Androgyny was heavy on the runway, brought to us most particularly by Hedi Slimane for Saint Laurent in both menswear spring 2014 and women's RTW 2014. Teddy boy/girls were on his mind this year. Also, androgynous models made headlines: the likes of Andrej Pejic and Willy Cartier, to name a few cutting into the mainstream either through shows and cover shoots, or in Willy's case being hiphop star Frank Ocean's rumored lover. Then there's Carmen Carrera, who according to Vice is "transforming fashion" (get it?). The model, 28, wants to be the first transgender model to become a Victoria's Secret Angel, and she's got a very good chance—more than 44,000 fans have signed an online petition for her to be just that. Whether you're a tomboy or tomgirl, no matter. It's looking like fashion will accept you, or at least here's hoping it'll catch on in 2014.—Marissa Sullivan, blogger, portlandspretty.com

In 2014 it's all about mixing things up, and I'm not talking "high/low" blah, blah... I'm talking really making an outfit your own by deciding where you want to take it through your personal creative inspiration. In fashion we are all influenced and inspired by what we see and how it is presented, but what keeps it fun is how everyone has a different personal take on what they want to wear based on whatever is important to them. Miuccia Prada has been a great example of this—we see Prada taking color, fabrics, and aesthetic outside of the comfort zone and it looks good! That's where fashion is truly going in 2014: a place where we can define and refine personal style to suit our own creativity. In beauty, I love the direction that some makeup artists have been going where they are featuring a nude face. Fuck makeup! It's fun to do a little bit sometimes but simplicity is the best. Let's take a step away from the mirror and love the way we look without a lot of makeup.—Bree Goertzen, sales associate, Odessa, odessaportland.com
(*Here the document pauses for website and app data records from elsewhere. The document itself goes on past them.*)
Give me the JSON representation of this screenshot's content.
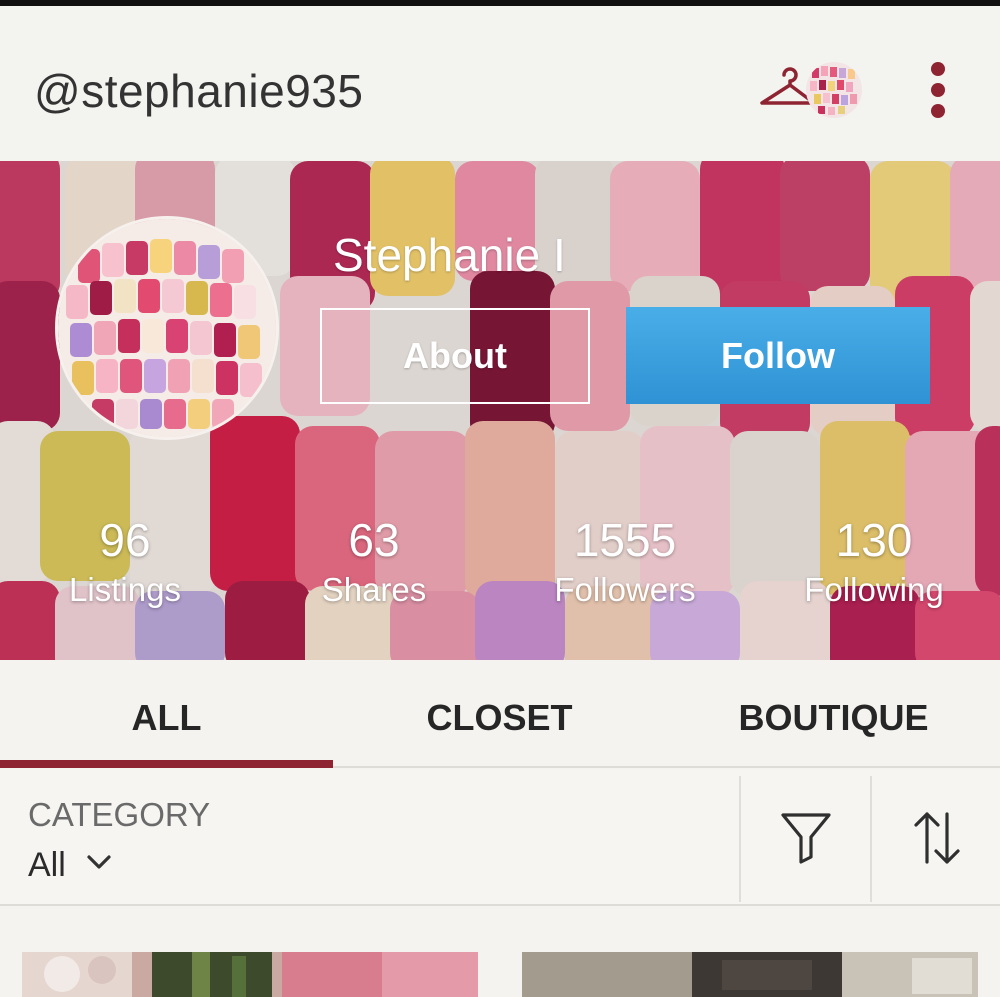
{
  "header": {
    "username": "@stephanie935",
    "icons": [
      "hanger-icon",
      "avatar",
      "more-vert-icon"
    ],
    "accent_color": "#8e2431"
  },
  "profile": {
    "name": "Stephanie I",
    "about_label": "About",
    "follow_label": "Follow",
    "follow_color": "#3a9fdf"
  },
  "stats": [
    {
      "value": "96",
      "label": "Listings"
    },
    {
      "value": "63",
      "label": "Shares"
    },
    {
      "value": "1555",
      "label": "Followers"
    },
    {
      "value": "130",
      "label": "Following"
    }
  ],
  "tabs": {
    "items": [
      {
        "label": "ALL",
        "selected": true
      },
      {
        "label": "CLOSET",
        "selected": false
      },
      {
        "label": "BOUTIQUE",
        "selected": false
      }
    ]
  },
  "filter": {
    "category_label": "CATEGORY",
    "category_value": "All",
    "icons": [
      "chevron-down-icon",
      "filter-icon",
      "sort-icon"
    ]
  }
}
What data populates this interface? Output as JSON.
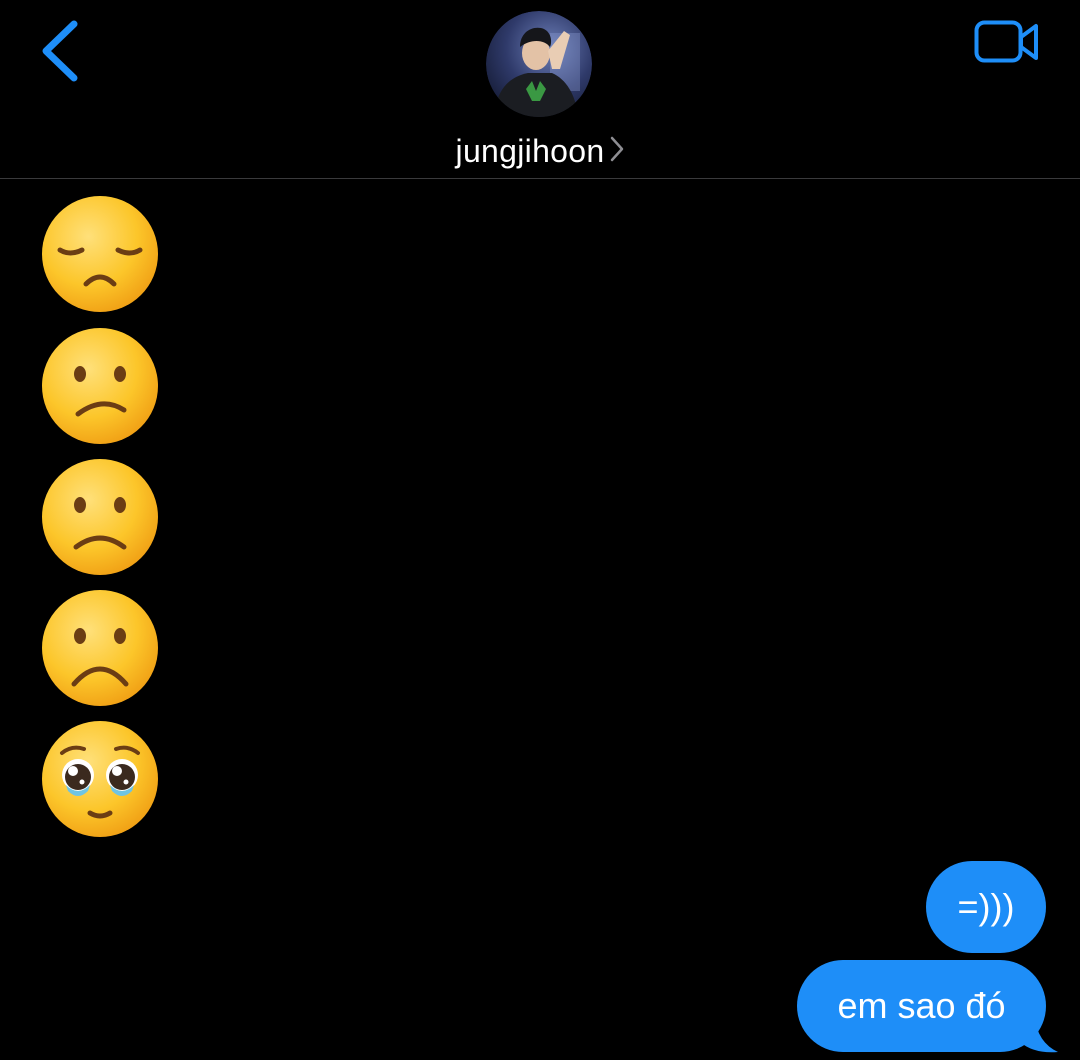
{
  "header": {
    "contact_name": "jungjihoon",
    "back_icon": "chevron-left-icon",
    "video_icon": "video-camera-icon",
    "name_chevron_icon": "chevron-right-icon",
    "accent_color": "#1e8ef8"
  },
  "messages": {
    "received": [
      {
        "type": "emoji",
        "icon": "disappointed-face-emoji"
      },
      {
        "type": "emoji",
        "icon": "confused-face-emoji"
      },
      {
        "type": "emoji",
        "icon": "slightly-frowning-face-emoji"
      },
      {
        "type": "emoji",
        "icon": "frowning-face-emoji"
      },
      {
        "type": "emoji",
        "icon": "pleading-face-emoji"
      }
    ],
    "sent": [
      {
        "text": "=)))"
      },
      {
        "text": "em sao đó"
      }
    ],
    "sent_bubble_color": "#1e8ef8"
  }
}
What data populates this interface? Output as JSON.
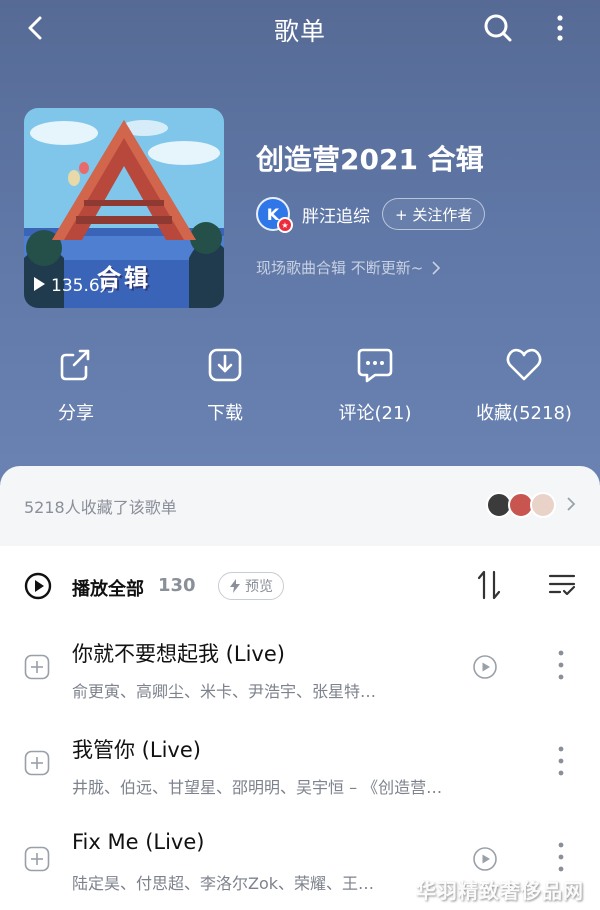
{
  "header": {
    "title": "歌单"
  },
  "playlist": {
    "cover_title": "合辑",
    "play_count": "135.6万",
    "title": "创造营2021 合辑",
    "author": "胖汪追综",
    "avatar_letter": "K",
    "follow_label": "+ 关注作者",
    "description": "现场歌曲合辑 不断更新~"
  },
  "actions": [
    {
      "label": "分享",
      "icon": "share-icon"
    },
    {
      "label": "下载",
      "icon": "download-icon"
    },
    {
      "label": "评论(21)",
      "icon": "comment-icon"
    },
    {
      "label": "收藏(5218)",
      "icon": "heart-icon"
    }
  ],
  "collect": {
    "text": "5218人收藏了该歌单"
  },
  "list": {
    "play_all_label": "播放全部",
    "count": "130",
    "preview_label": "预览"
  },
  "songs": [
    {
      "title": "你就不要想起我 (Live)",
      "artists": "俞更寅、高卿尘、米卡、尹浩宇、张星特…"
    },
    {
      "title": "我管你 (Live)",
      "artists": "井胧、伯远、甘望星、邵明明、吴宇恒 – 《创造营…"
    },
    {
      "title": "Fix Me (Live)",
      "artists": "陆定昊、付思超、李洛尔Zok、荣耀、王…"
    }
  ],
  "watermark": "华羽精致奢侈品网",
  "colors": {
    "accent": "#2f76e8",
    "hero_bg": "#5f77a6"
  }
}
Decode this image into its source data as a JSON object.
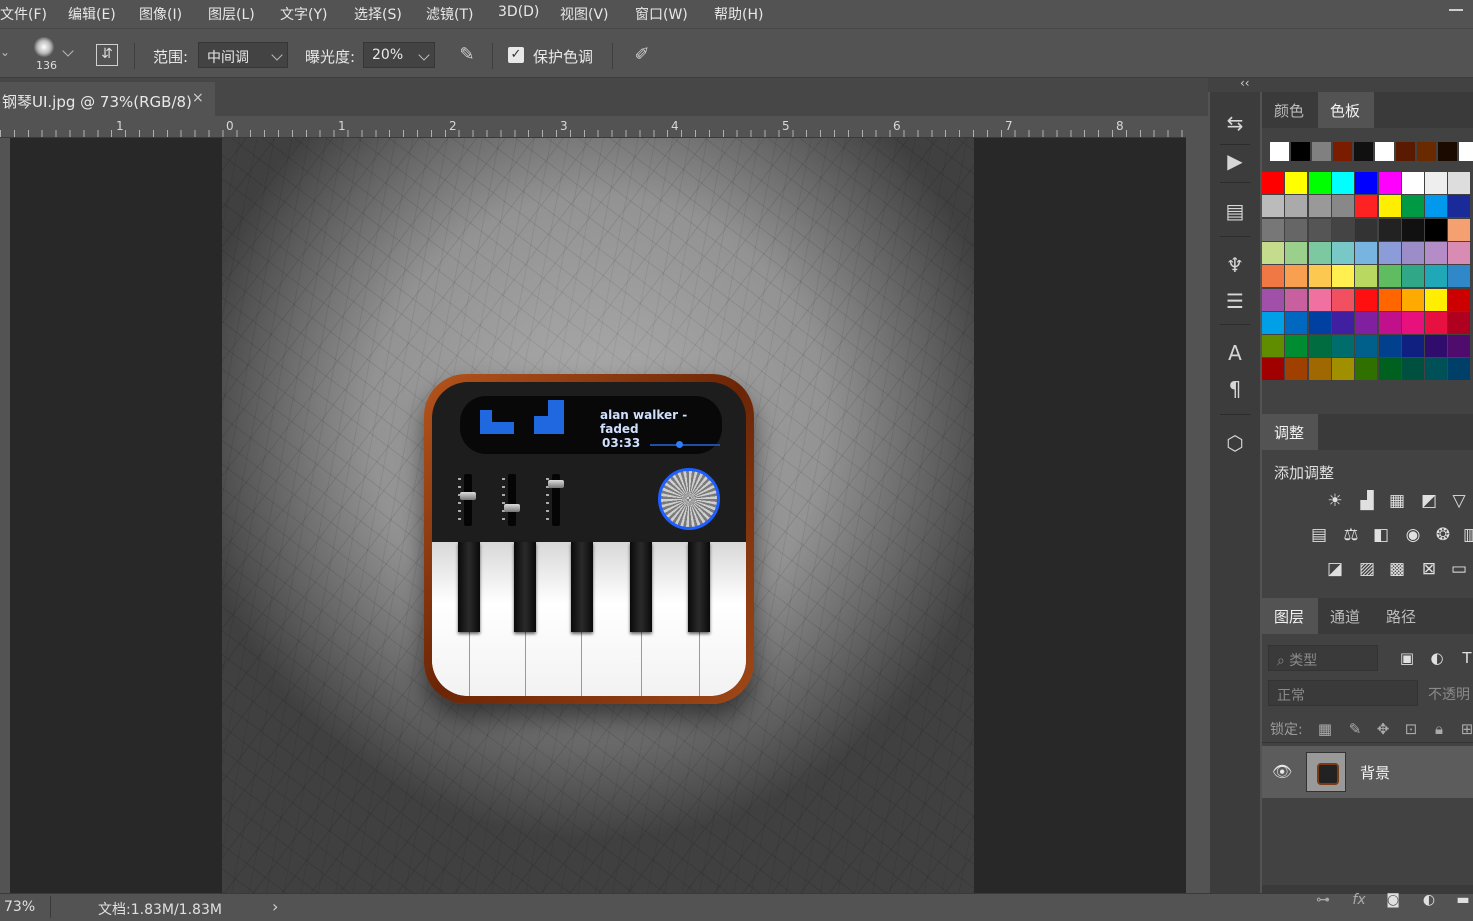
{
  "menu": {
    "items": [
      "文件(F)",
      "编辑(E)",
      "图像(I)",
      "图层(L)",
      "文字(Y)",
      "选择(S)",
      "滤镜(T)",
      "3D(D)",
      "视图(V)",
      "窗口(W)",
      "帮助(H)"
    ]
  },
  "options": {
    "brush_size": "136",
    "range_label": "范围:",
    "range_value": "中间调",
    "exposure_label": "曝光度:",
    "exposure_value": "20%",
    "protect_tones_label": "保护色调",
    "protect_tones_checked": true
  },
  "document": {
    "tab_title": "钢琴UI.jpg @ 73%(RGB/8)",
    "close_glyph": "×"
  },
  "ruler": {
    "labels": [
      "1",
      "0",
      "1",
      "2",
      "3",
      "4",
      "5",
      "6",
      "7",
      "8"
    ]
  },
  "canvas": {
    "track_title": "alan walker - faded",
    "track_time": "03:33"
  },
  "status": {
    "zoom": "73%",
    "doc_size": "文档:1.83M/1.83M",
    "arrow": "›"
  },
  "panels": {
    "collapse_glyph": "‹‹",
    "color_tabs": [
      "颜色",
      "色板"
    ],
    "active_color_tab": "色板",
    "adjustments_tab": "调整",
    "add_adjustment_label": "添加调整",
    "layer_tabs": [
      "图层",
      "通道",
      "路径"
    ],
    "filter_placeholder": "类型",
    "blend_mode": "正常",
    "opacity_label": "不透明",
    "lock_label": "锁定:",
    "layer_name": "背景",
    "footer_icons": [
      "link-icon",
      "fx-icon",
      "mask-icon",
      "adjustment-layer-icon",
      "folder-icon"
    ]
  },
  "swatches": {
    "rows": [
      [
        "#ffffff",
        "#000000",
        "#808080",
        "#7a1c00",
        "#101010",
        "#ffffff",
        "#5a1a00",
        "#6a2a00",
        "#1a0a00",
        "#ffffff"
      ],
      [
        "#ff0000",
        "#ffff00",
        "#00ff00",
        "#00ffff",
        "#0000ff",
        "#ff00ff",
        "#ffffff",
        "#eeeeee",
        "#dddddd"
      ],
      [
        "#bbbbbb",
        "#aaaaaa",
        "#999999",
        "#888888",
        "#ff2222",
        "#ffee00",
        "#009944",
        "#0099ee",
        "#1a2a99"
      ],
      [
        "#777777",
        "#666666",
        "#555555",
        "#444444",
        "#333333",
        "#222222",
        "#111111",
        "#000000",
        "#f4a070"
      ],
      [
        "#c4dc8c",
        "#9ad08c",
        "#7cc8a0",
        "#78c8c8",
        "#78b4e0",
        "#8c9cd8",
        "#9c8cc8",
        "#b48cc8",
        "#d88cb4"
      ],
      [
        "#f07844",
        "#f8a050",
        "#fcc850",
        "#fff050",
        "#b8d860",
        "#60bc60",
        "#30a888",
        "#20a8b8",
        "#3088c8"
      ],
      [
        "#a050a8",
        "#c860a0",
        "#f070a0",
        "#f05060",
        "#ff1010",
        "#ff6600",
        "#ffaa00",
        "#ffee00",
        "#cc0000"
      ],
      [
        "#00a0e8",
        "#0068c0",
        "#0040a0",
        "#4020a0",
        "#8020a0",
        "#c0108c",
        "#e8107c",
        "#e81040",
        "#b00020"
      ],
      [
        "#608c00",
        "#008c30",
        "#006c40",
        "#006c6c",
        "#00608c",
        "#00408c",
        "#102080",
        "#300c6c",
        "#500c6c"
      ],
      [
        "#a00000",
        "#a04000",
        "#a06800",
        "#a09000",
        "#307000",
        "#006020",
        "#005040",
        "#005058",
        "#004068"
      ]
    ]
  },
  "colors": {
    "accent_blue": "#1f68e0",
    "wood": "#8a3a10"
  }
}
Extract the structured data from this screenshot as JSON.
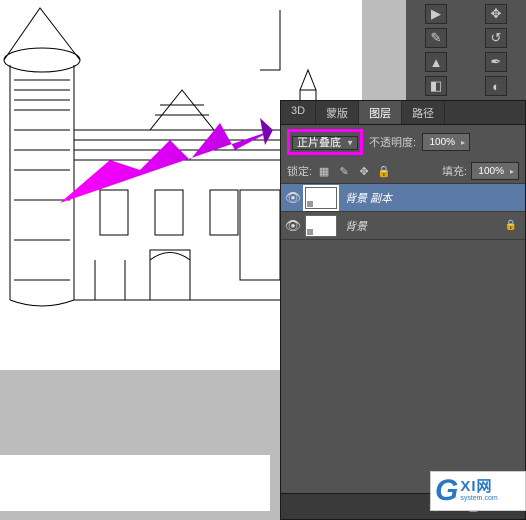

More menswear, please! Less cat-themed clothes. I realize I'm in the minority here, but I'm a dog person.—Connie Wohn, events producer, instagram.com/ladyconnie

[In 2014 I hope to stop seeing] human ass crack in front of me when I'm riding my bike (World Naked Bike Ride excepting). Or standing up in front of me at a Blazers game. Actually, I never want to see another pair of cheaply made, ill-fitting jeans on anyone ever again. Male, female, or any letter of the alphabet. Is that too much to ask? There is one person who can make this happen for the human race and he is fortunately among us at present. Kanye, if you actually CAN do for pants what Steve Jobs did for electronics, why are you holding back, buddy? Now's the time.

I hope that some of the other looks Portland is capable of will develop and gain popularity in the path Pendleton paved (and continues to pave). This system of small, independent designers slaving away to establish a clear voice and then teaming up under an umbrella of more power, money, and reach seems to be a good one here. Nike or Adidas or Columbia should take note. Like, I want to see some of our colorful skater style or sleazy Northwest-underbelly-type stuff done in an artistic way. White-trash minimalism. Or a really disciplined treatment of Astorian Victorian. Or some kind of unique Northwest brand of hiphop style. I personally am not a huge hiphop or rap fan as far as music goes, but I do know Portland has a scene and you can notice quality/freshness without being a fan. I hope it gets more attention and the way some of these guys rock their style becomes more visible. A lot of them grew up here and have something interesting to offer. We're small and situated in a drippy, dark forest, but Portland is a city after all. We have some inklings of urban subculture beyond lumberjack. Let's play it up.—Caitlin McCall, designer, Quick Study Clothing, quickstudyclothing.com